COLORADO SPRINGS, Colo. (AP) — Venturing beyond Washington for the first time since March, Defense Secretary Mark Esper got updated Thursday on the military’s coronavirus battle plan and declared the Pentagon ready for any new wave of infections.
“We are preparing for a second wave and maybe more,” said Esper, who took a variety of health precautions during his visit to U.S. Northern Command headquarters, including wearing a mask when social distancing wasn’t possible. “We don’t know what the trajectory of this virus will be.”
He added, ”We are preparing for the long haul.”
Esper’s visit comes as he faces criticism from some Senate Democrats who say the Pentagon approach to fighting the coronavirus pandemic has been slow and disjointed.
And it reflects Trump’s push for a reopening of the country and demonstrations of the administration’s shift from crisis management to rebooting a battered economy. Trump ended his isolation in the White House with a trip to Arizona on Tuesday to visit a face mask factory, and Vice President Mike Pence has made several recent trips.
Esper met at Northern Command with its leader, Air Force Gen. Terrence O’Shaughnessy, and participated in a “virtual battlefield circulation” — speaking via video conference with deployed military personnel working in civilian hospitals in New York and Connecticut.
O’Shaughnessy is the most senior commander managing the far-flung military contributions to civilian agencies fighting the pandemic.
Esper offered high praise for the work of the thousands of active-duty medical specialists who pitched it at overloaded civilian hospitals.

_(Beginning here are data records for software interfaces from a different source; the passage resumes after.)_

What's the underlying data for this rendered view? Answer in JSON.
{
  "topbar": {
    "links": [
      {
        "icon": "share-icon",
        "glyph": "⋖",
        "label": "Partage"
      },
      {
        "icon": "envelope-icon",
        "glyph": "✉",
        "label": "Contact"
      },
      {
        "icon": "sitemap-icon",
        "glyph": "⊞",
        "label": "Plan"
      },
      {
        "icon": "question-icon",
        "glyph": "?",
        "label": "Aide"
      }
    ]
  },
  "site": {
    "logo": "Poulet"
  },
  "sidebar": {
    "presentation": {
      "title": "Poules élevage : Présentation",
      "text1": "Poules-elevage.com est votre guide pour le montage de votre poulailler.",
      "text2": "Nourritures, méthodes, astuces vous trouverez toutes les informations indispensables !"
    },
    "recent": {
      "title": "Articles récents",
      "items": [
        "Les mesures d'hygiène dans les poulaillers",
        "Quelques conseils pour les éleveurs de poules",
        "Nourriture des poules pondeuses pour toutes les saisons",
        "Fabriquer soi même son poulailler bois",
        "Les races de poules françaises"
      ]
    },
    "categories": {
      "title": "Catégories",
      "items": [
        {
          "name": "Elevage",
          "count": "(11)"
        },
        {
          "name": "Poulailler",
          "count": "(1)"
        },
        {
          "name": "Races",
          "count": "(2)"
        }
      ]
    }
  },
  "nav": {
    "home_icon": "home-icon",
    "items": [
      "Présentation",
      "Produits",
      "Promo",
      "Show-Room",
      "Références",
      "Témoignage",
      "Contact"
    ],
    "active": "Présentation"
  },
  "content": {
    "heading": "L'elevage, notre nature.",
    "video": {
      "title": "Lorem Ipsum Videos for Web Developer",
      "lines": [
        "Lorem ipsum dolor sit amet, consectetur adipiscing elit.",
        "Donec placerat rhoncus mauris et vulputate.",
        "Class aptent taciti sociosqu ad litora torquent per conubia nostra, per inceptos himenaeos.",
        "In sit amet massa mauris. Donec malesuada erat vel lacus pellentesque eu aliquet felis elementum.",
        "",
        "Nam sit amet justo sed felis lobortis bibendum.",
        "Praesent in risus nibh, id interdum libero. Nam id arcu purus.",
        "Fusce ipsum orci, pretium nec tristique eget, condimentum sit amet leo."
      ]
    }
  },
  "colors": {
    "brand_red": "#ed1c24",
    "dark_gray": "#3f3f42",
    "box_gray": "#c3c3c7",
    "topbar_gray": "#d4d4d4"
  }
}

“In my view it has been flawless,” he said during the video chat. “You guys made a great difference.”
Israel Rocha, chief executive of New York’s Elmhurst hospital, told Esper that military health care professionals who helped out were invaluable and their arrival was greatly appreciated.
“It was a turning point,” Rocha said.
“It literally was the cavalry arriving,” Esper said.
The praise was in contrast to criticism from Congress.
A week ago, 10 Senate Democrats, including former presidential candidates Elizabeth Warren of Massachusetts and Amy Klobuchar of Minnesota, complained that he has taken a slow and disjointed approach to the coronavirus problem. In a letter to Esper, they said he may have put politics ahead of service members’ health and that he failed to issue coherent guidance to military commanders. They demanded answers by next week to a range of questions about virus testing and steps to mitigate the virus’s spread.
Esper said Tuesday he was disappointed by the letter, asserting that it contained statements that were false or misleading. He said he has spoken to governors of the states represented by the senators who signed the letter, and all thanked him and praised the Pentagon’s performance.
Esper has regularly asserted that the Pentagon has been “ahead of the curve” in dealing with the outbreak, starting with his decision to begin implementing a pandemic plan on Feb. 1. Support to civilian authorities has been just one aspect of the Pentagon’s response. It also has scaled back training, reduced face-to-face recruiting and largely stopped deploying new forces abroad.
These and other measures aimed at protecting the health of the force have had degrees of success, despite major setbacks such as a virus outbreak aboard the aircraft carrier USS Theodore Roosevelt that has sidelined the ship on Guam for weeks, creating turmoil among Navy leadership and taken the life of one sailor.
The visit to Northern Command provided Esper a first step toward a slice of normalcy, but it also offered a look at how carefully he is limiting his exposure to the virus threat as he interacts with the military he oversees.
No one lined up for the customary plane-side greeting when Esper arrived. And there were head nods and elbow bumps, no hand shakes or shoulder slaps. His travel party was smaller than usual and they were all equipped with face coverings. The only journalist was an Associated Press reporter.
During meetings, tablet computers provided for Esper’s use were handled with surgical gloves. And smiles were hidden and voices muffled behind masks as all were careful to keep their distance.
The sessions also made clear the active-duty military’s gradually declining roles in the pandemic response.
The hospital ship USNS Comfort returned to its home port at Norfolk, Virginia, on Saturday after 31 days in New York harbor. A second Navy hospital ship, the USNS Mercy, will soon depart Los Angeles, where it has been since late March.
Military medical specialists have played a key role in hospitals in hard-hit New York City and elsewhere, but their numbers are declining. A little over a week ago, 4,400 were working in civilian medical facilities across the nation. That number had shrunk to 2,600 on Wednesday.
Also, military expeditionary medical facilities that were set up in Texas and Louisiana are being returned to Naval Air Station Jacksonville in Florida this week.
Still, more than 46,000 National Guard members remain on active-duty, under state governors’ control, to provide assistance.
Even as he ventures out to visit commanders and troops after weeks cooped up in the Pentagon, Esper has stressed that the military cannot expect to resume business as usual any time soon. He hopes to ease military travel and training restrictions by summer, but such steps will be gradual.
“I think that we will be in a new type of normal for a period of time, measured in months at least, and we’re going to take it one step at a time to make sure we do everything possible to protect our people,” he said Tuesday.